Say you did a study and the results disappointed — would you publish it? If you said no you’ve got some company. The National Institutes of Health funded 55 clinical trials of psychological treatments for depression between 1972 and 2008, researchers found. Only 42 of the trials published results. That meant that the data representing the effectiveness of treatment was incomplete — absent results from a full 13 out of 55 trials. When a group of researchers rounded up the unpublished 13, the efficacy of psychotherapy looked a little different. Turns out, as you might have guessed, the people with the better results had a higher publication rate. So the results were skewed in favor of success — it’s called a “publication bias.” Sort of the opposite of what happens with angry diners who publish bad reviews on Yelp! That segment skews negative.
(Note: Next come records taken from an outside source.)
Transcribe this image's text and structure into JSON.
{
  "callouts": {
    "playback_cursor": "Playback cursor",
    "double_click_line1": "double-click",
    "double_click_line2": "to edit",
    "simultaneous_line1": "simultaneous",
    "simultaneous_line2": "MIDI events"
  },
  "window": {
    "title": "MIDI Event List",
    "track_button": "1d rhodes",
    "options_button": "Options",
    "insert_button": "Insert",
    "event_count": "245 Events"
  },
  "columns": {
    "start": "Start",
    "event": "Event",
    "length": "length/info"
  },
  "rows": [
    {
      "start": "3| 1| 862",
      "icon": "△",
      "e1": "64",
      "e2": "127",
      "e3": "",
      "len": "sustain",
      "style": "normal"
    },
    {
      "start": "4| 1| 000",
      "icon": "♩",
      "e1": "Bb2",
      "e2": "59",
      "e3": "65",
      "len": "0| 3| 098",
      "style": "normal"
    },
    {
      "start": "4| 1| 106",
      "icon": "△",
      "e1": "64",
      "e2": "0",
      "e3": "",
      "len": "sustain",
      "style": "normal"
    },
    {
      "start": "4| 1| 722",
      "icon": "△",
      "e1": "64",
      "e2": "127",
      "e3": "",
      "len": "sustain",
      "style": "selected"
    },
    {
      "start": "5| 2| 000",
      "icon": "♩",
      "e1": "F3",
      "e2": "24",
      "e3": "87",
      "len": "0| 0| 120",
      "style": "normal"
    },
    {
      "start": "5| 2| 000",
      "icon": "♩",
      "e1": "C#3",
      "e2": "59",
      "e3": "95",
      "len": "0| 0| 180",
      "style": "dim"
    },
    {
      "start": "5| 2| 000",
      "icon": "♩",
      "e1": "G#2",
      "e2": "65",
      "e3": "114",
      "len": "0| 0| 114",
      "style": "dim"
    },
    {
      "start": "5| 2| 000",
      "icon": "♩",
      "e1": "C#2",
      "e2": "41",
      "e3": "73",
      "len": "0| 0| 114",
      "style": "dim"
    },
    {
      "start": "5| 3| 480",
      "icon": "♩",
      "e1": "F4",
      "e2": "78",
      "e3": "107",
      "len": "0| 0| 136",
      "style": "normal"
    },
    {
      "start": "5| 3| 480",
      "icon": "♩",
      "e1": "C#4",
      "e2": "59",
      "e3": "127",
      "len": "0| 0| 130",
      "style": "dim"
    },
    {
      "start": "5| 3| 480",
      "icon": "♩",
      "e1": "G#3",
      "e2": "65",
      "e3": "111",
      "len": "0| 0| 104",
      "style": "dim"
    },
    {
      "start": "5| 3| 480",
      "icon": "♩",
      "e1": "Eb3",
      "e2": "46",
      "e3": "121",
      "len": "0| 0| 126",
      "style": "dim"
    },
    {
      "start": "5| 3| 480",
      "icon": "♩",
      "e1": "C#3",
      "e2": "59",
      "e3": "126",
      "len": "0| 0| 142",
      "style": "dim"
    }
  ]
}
The results of the study were published in the journal PLOS ONE. They follow a similar revelation from a 2008 study on the effectiveness of drugs in treating depression, which was also found to be overstated. “The efficacy of psychological interventions for depression has been overestimated in the published literature, just as it has been for pharmacotherapy,” reads the report. Psychotherapy works, the study shows — but it shoots a few more blanks than you’d think from reading the literature.